**What the task asks:** Output every entry exactly as written.

------

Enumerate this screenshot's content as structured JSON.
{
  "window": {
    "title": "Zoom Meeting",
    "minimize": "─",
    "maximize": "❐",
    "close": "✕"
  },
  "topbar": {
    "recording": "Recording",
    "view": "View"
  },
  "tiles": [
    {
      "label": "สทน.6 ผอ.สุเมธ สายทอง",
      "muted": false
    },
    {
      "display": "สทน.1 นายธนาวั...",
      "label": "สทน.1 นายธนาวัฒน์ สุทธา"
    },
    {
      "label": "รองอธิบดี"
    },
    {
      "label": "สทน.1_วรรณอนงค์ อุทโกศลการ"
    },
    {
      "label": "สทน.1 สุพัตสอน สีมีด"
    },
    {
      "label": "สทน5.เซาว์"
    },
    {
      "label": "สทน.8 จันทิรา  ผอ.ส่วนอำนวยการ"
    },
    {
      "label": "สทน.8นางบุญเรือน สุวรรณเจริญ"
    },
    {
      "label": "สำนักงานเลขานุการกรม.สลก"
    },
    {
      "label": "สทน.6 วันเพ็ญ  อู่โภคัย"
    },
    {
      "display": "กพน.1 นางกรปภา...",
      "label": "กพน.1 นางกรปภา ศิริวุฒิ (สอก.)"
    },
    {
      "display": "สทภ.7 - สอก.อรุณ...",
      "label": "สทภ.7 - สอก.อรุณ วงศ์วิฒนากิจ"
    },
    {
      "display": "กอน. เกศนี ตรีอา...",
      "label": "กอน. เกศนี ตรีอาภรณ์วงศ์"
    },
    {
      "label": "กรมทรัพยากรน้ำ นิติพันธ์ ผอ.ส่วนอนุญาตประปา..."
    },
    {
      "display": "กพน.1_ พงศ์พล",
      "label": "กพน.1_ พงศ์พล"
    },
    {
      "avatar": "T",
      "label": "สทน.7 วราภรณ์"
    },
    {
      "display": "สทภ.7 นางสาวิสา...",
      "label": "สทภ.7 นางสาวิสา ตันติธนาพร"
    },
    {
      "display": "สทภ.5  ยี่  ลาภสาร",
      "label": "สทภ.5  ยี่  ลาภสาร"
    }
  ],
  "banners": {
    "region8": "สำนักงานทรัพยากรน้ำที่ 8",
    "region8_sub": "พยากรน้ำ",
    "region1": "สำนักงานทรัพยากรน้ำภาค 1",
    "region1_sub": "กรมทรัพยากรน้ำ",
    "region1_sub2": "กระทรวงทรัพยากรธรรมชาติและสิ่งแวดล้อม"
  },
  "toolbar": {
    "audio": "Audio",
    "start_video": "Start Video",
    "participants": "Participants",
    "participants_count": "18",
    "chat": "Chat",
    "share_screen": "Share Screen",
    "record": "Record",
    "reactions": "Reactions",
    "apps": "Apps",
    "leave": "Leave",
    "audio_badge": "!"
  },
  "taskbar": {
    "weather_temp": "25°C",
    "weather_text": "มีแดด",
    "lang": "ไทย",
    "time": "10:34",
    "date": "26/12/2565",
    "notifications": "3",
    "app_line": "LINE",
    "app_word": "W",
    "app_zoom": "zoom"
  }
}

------

**Response to the exercise:**
Enumerate this screenshot's content as structured JSON.
{
  "window": {
    "title": "Zoom Meeting",
    "minimize": "─",
    "maximize": "❐",
    "close": "✕"
  },
  "topbar": {
    "recording": "Recording",
    "view": "View"
  },
  "tiles": [
    {
      "label": "สทน.6 ผอ.สุเมธ สายทอง",
      "muted": false
    },
    {
      "display": "สทน.1 นายธนาวั...",
      "label": "สทน.1 นายธนาวัฒน์ สุทธา"
    },
    {
      "label": "รองอธิบดี"
    },
    {
      "label": "สทน.1_วรรณอนงค์ อุทโกศลการ"
    },
    {
      "label": "สทน.1 สุพัตสอน สีมีด"
    },
    {
      "label": "สทน5.เซาว์"
    },
    {
      "label": "สทน.8 จันทิรา  ผอ.ส่วนอำนวยการ"
    },
    {
      "label": "สทน.8นางบุญเรือน สุวรรณเจริญ"
    },
    {
      "label": "สำนักงานเลขานุการกรม.สลก"
    },
    {
      "label": "สทน.6 วันเพ็ญ  อู่โภคัย"
    },
    {
      "display": "กพน.1 นางกรปภา...",
      "label": "กพน.1 นางกรปภา ศิริวุฒิ (สอก.)"
    },
    {
      "display": "สทภ.7 - สอก.อรุณ...",
      "label": "สทภ.7 - สอก.อรุณ วงศ์วิฒนากิจ"
    },
    {
      "display": "กอน. เกศนี ตรีอา...",
      "label": "กอน. เกศนี ตรีอาภรณ์วงศ์"
    },
    {
      "label": "กรมทรัพยากรน้ำ นิติพันธ์ ผอ.ส่วนอนุญาตประปา..."
    },
    {
      "display": "กพน.1_ พงศ์พล",
      "label": "กพน.1_ พงศ์พล"
    },
    {
      "avatar": "T",
      "label": "สทน.7 วราภรณ์"
    },
    {
      "display": "สทภ.7 นางสาวิสา...",
      "label": "สทภ.7 นางสาวิสา ตันติธนาพร"
    },
    {
      "display": "สทภ.5  ยี่  ลาภสาร",
      "label": "สทภ.5  ยี่  ลาภสาร"
    }
  ],
  "banners": {
    "region8": "สำนักงานทรัพยากรน้ำที่ 8",
    "region8_sub": "พยากรน้ำ",
    "region1": "สำนักงานทรัพยากรน้ำภาค 1",
    "region1_sub": "กรมทรัพยากรน้ำ",
    "region1_sub2": "กระทรวงทรัพยากรธรรมชาติและสิ่งแวดล้อม"
  },
  "toolbar": {
    "audio": "Audio",
    "start_video": "Start Video",
    "participants": "Participants",
    "participants_count": "18",
    "chat": "Chat",
    "share_screen": "Share Screen",
    "record": "Record",
    "reactions": "Reactions",
    "apps": "Apps",
    "leave": "Leave",
    "audio_badge": "!"
  },
  "taskbar": {
    "weather_temp": "25°C",
    "weather_text": "มีแดด",
    "lang": "ไทย",
    "time": "10:34",
    "date": "26/12/2565",
    "notifications": "3",
    "app_line": "LINE",
    "app_word": "W",
    "app_zoom": "zoom"
  }
}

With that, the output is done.